The learning resources
The quickest way to get started is to watch some of the DimeCasts.Net web casts. I recommend to start with the Nant ones, if you are new to build automation and build scripts. They tie straight into the screen casts that talk about TeamCity.
Note: There are many great 10 minute screencasts about .NET development on their site. Here is a link to their archive.
Building a Nant Script -- Part 1: Setting up the script
Building a Nant Script -- Part 2: Adding NUnit tests
Building a Nant Script -- Part 3: Adding Code Coverage w/ NCover
Building a Nant Script -- Part 4: Running SQL Scripts w/ SqlCmd
Building a Nant Script -- Part 4: Adding fxCop to your build script
Creating Custom Functions w/ NAnt
Building a NAnt script - Part 5: Adding MSTest results to your build scripts
Learning Nant: Creating Token Driving Configuration Files
Introduction to NDepend, adding NDepend to your Nant Script
Setting up Continuous Integration for your Application with Team City
There is a book about continuous integration with .NET. It is a little big sparse for my taste. It tries to cover too many CI products and only scratches the surface on each.
The title of the book is: Continuous Integration in .NET
The TreeSurgeon CodePlex project comes with a nice set of blog posts that describe some basic build automation concepts.
And of course there is the TeamCity documentation.
The pilot deployment
To get familiar with TeamCity, I am setting up a little sandbox environment. I am using the xmlrpc.net open source project, that is hosted by a subversion server in the cloud. I downloaded and installed TeamCity 6.5 on a Windows 2008 R2 server. This machine also has MySQL installed. I configured TeamCity to use MySQL as database server. I am also using the same machine as a build agent. I have Nant and NUnit installed. Besides that I am using NCover and FxCop to do some code analysis.
My development machine has Visual Studio 2010 SP1, ReSharper 5 and VisualSVN installed.
Note: I am planning on writing a few follow up blog posts that will report about my experience with this setup. Stay tuned. I am already working on one that describes how to switch the TeamCity database to MySQL.
Software building is exiting. Yes! And building successful software is even more exiting. I have a few ideas for augmenting the experience and excitement of Continuous Integration. The first thing that comes to my mind is the integration of TeamCity with WordPress for automatically publishing important news not just to the engineers, but also to the “general” public. Everybody understands blogs. They are chronological, you can navigate by tags, authors and categories. I coined the term LabPress as the name of this application.

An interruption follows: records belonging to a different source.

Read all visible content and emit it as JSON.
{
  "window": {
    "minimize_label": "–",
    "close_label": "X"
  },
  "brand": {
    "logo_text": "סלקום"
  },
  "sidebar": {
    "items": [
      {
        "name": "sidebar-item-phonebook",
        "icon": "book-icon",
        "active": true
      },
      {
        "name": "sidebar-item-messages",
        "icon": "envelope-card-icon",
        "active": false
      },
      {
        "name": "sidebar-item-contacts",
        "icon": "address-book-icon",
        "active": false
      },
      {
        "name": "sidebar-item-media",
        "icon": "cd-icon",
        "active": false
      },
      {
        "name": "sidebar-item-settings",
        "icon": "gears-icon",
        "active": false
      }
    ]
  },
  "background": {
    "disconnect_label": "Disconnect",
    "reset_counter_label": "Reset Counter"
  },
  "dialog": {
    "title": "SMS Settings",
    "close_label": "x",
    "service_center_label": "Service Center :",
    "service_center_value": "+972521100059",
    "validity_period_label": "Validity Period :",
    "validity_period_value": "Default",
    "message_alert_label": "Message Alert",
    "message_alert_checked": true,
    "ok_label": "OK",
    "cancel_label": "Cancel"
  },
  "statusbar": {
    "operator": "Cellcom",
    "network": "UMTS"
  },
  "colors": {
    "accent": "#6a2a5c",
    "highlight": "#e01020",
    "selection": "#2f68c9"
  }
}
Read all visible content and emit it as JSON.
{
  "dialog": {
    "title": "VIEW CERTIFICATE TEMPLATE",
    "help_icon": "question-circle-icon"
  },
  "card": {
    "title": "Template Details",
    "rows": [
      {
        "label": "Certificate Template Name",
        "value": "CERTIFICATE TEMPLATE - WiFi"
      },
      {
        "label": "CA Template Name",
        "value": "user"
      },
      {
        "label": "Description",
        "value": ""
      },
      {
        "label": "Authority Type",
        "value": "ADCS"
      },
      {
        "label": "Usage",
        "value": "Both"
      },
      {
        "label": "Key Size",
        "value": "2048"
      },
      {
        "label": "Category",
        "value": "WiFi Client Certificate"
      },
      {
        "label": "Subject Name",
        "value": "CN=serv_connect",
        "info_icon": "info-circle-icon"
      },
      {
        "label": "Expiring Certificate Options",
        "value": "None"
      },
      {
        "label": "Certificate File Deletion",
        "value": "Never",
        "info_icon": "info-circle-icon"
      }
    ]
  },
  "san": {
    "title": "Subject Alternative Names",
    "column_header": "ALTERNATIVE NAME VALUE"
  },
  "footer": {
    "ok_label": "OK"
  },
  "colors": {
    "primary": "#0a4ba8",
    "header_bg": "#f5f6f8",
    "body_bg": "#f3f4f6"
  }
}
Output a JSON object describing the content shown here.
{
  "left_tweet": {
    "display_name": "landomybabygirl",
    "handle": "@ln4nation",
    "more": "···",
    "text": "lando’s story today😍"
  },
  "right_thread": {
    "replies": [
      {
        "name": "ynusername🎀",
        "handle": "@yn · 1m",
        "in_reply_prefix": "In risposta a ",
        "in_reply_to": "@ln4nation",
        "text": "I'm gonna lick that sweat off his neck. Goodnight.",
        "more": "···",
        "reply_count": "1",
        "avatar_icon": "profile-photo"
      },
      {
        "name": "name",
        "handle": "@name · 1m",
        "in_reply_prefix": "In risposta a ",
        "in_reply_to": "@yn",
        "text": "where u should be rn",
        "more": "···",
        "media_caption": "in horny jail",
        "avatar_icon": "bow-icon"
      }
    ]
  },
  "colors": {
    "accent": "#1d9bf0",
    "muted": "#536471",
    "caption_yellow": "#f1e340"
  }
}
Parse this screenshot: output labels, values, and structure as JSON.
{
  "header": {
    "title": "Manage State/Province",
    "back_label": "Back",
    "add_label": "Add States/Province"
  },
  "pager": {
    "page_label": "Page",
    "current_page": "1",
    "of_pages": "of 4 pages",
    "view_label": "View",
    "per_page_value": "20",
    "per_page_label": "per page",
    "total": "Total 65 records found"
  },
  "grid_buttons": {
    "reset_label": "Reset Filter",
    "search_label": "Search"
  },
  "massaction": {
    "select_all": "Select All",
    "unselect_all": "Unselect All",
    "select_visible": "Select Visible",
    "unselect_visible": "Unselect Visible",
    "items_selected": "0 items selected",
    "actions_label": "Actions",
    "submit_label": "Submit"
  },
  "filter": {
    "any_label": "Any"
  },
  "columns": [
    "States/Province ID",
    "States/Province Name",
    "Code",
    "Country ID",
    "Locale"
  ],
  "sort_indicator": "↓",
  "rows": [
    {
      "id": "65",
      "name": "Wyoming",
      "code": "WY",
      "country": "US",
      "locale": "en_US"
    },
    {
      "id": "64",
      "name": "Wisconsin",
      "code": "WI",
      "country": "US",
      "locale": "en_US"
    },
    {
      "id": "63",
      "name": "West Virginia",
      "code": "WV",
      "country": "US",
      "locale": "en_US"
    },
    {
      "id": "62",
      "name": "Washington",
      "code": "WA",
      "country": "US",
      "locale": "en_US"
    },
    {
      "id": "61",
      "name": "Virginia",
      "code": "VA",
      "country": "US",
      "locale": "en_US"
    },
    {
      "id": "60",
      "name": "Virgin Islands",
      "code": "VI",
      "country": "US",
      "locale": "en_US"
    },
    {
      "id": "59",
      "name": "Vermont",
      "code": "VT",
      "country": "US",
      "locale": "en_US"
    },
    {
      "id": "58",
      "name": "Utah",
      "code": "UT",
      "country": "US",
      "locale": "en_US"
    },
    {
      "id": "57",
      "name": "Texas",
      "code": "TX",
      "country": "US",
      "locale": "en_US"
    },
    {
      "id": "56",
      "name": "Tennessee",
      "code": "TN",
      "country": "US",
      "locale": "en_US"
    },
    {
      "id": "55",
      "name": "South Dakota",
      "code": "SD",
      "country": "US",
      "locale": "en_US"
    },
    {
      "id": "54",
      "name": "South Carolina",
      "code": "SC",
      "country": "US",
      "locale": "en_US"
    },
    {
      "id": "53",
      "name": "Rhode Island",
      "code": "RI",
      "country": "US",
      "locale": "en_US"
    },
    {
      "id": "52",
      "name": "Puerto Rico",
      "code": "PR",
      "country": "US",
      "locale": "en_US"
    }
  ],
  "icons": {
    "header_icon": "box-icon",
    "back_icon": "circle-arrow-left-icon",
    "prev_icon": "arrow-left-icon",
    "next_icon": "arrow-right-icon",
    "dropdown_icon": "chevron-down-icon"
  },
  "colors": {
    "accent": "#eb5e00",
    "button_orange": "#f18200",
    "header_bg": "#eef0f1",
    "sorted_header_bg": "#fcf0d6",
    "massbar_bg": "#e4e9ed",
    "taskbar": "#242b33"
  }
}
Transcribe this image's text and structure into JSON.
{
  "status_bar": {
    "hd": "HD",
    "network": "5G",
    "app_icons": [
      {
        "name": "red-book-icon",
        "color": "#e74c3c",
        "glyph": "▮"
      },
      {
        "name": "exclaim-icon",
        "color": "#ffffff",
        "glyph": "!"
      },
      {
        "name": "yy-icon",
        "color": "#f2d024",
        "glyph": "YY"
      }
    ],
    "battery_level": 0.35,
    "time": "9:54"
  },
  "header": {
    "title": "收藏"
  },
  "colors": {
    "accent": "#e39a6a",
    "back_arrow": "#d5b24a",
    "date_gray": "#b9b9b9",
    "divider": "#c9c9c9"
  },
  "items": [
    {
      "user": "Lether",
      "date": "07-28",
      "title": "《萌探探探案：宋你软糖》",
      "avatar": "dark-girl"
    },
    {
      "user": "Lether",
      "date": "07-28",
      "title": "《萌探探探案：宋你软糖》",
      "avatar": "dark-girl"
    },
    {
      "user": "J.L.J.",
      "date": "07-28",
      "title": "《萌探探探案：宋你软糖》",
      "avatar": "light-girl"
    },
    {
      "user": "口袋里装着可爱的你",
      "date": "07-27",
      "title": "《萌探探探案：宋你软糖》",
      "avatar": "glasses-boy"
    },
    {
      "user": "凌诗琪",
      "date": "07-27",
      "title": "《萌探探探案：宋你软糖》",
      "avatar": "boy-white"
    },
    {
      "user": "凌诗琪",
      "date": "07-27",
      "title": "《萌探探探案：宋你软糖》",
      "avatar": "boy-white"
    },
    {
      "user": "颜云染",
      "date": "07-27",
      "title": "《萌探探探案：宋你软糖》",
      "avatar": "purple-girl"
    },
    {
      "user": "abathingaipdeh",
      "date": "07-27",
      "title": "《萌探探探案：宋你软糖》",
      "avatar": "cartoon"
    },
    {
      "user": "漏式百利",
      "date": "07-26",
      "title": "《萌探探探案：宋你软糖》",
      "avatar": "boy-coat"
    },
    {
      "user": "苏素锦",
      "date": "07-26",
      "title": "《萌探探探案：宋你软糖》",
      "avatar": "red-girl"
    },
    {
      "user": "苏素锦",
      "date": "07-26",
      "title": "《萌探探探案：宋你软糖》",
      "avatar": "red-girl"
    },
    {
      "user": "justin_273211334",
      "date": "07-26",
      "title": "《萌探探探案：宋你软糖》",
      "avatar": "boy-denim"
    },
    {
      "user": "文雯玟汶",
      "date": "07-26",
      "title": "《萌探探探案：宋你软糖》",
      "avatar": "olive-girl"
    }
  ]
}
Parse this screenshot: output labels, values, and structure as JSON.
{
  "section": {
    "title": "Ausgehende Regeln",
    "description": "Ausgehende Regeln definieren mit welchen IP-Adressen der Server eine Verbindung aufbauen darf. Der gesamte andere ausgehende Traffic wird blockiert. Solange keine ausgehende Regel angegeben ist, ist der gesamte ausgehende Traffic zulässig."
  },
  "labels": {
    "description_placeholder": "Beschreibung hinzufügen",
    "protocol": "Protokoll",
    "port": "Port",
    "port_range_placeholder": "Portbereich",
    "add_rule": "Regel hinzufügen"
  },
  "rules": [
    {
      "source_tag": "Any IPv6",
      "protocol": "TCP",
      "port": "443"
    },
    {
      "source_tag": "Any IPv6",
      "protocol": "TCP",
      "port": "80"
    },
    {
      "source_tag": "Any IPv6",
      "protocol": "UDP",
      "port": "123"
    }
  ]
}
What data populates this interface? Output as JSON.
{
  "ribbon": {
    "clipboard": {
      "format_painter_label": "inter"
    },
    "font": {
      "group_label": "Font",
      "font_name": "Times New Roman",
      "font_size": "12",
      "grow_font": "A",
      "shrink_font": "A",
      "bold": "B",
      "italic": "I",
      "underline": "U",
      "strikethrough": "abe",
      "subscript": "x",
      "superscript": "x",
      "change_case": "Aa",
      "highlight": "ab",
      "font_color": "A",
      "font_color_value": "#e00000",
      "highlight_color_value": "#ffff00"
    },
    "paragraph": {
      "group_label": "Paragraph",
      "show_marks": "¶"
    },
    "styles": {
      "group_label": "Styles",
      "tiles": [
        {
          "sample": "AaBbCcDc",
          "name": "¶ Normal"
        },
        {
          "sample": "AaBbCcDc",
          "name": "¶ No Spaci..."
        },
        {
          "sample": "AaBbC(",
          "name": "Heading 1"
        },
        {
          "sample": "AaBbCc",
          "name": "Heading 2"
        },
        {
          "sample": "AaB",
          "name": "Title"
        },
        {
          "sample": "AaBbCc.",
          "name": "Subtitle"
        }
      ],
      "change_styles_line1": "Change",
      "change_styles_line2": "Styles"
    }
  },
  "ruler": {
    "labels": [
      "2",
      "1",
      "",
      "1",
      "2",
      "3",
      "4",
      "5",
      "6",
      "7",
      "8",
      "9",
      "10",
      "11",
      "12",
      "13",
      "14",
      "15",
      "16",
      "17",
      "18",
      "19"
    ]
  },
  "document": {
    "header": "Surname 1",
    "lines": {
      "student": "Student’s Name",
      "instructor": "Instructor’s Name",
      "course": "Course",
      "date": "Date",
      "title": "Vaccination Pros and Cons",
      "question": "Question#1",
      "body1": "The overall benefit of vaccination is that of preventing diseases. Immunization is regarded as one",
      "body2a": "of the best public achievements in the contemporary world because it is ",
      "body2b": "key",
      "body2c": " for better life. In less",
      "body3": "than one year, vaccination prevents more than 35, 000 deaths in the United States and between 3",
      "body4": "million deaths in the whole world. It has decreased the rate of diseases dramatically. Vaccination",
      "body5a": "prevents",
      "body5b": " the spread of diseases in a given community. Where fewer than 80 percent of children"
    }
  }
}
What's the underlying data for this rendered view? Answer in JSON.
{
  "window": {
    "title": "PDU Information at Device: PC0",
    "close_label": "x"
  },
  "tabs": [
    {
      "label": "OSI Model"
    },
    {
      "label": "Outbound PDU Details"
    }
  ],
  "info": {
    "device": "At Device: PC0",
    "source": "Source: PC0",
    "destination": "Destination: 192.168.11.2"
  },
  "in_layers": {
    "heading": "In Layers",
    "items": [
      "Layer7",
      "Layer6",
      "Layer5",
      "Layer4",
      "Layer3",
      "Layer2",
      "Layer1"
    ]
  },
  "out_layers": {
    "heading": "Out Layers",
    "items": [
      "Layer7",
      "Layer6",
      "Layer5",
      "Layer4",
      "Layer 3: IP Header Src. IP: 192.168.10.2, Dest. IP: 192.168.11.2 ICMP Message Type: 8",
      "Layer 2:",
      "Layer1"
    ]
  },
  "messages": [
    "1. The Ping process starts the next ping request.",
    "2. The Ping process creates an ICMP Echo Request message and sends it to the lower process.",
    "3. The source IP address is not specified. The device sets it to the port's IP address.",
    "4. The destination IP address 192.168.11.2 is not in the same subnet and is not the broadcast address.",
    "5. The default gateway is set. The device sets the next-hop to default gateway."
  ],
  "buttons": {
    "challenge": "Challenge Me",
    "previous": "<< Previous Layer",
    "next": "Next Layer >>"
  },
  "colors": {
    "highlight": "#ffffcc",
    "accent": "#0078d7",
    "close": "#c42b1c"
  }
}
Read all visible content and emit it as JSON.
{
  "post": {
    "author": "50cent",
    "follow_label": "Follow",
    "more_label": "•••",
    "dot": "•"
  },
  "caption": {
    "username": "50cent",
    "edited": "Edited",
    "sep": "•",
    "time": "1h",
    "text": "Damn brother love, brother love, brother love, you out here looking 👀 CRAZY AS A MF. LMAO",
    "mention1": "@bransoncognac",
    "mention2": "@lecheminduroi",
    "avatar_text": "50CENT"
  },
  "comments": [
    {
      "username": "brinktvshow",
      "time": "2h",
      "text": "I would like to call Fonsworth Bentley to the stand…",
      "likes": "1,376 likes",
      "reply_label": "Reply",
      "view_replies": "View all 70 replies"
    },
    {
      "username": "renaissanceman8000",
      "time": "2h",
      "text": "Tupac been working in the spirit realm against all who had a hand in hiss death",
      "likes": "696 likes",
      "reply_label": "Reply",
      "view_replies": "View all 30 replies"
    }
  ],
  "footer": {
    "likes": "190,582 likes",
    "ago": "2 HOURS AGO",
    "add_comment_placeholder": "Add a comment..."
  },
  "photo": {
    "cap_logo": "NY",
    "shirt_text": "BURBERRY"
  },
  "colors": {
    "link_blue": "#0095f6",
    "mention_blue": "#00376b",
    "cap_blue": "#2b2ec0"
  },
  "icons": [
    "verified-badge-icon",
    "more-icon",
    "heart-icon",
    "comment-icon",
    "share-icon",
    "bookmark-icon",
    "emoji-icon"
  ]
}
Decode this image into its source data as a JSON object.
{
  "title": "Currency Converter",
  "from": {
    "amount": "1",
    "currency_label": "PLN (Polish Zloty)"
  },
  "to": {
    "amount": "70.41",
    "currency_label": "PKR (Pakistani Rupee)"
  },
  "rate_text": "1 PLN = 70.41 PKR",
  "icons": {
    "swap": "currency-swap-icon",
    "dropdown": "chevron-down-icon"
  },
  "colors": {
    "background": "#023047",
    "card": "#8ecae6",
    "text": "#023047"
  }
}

Other CI Server products
TeamCity is of course not the only CI product out there. I am also looking at the following three: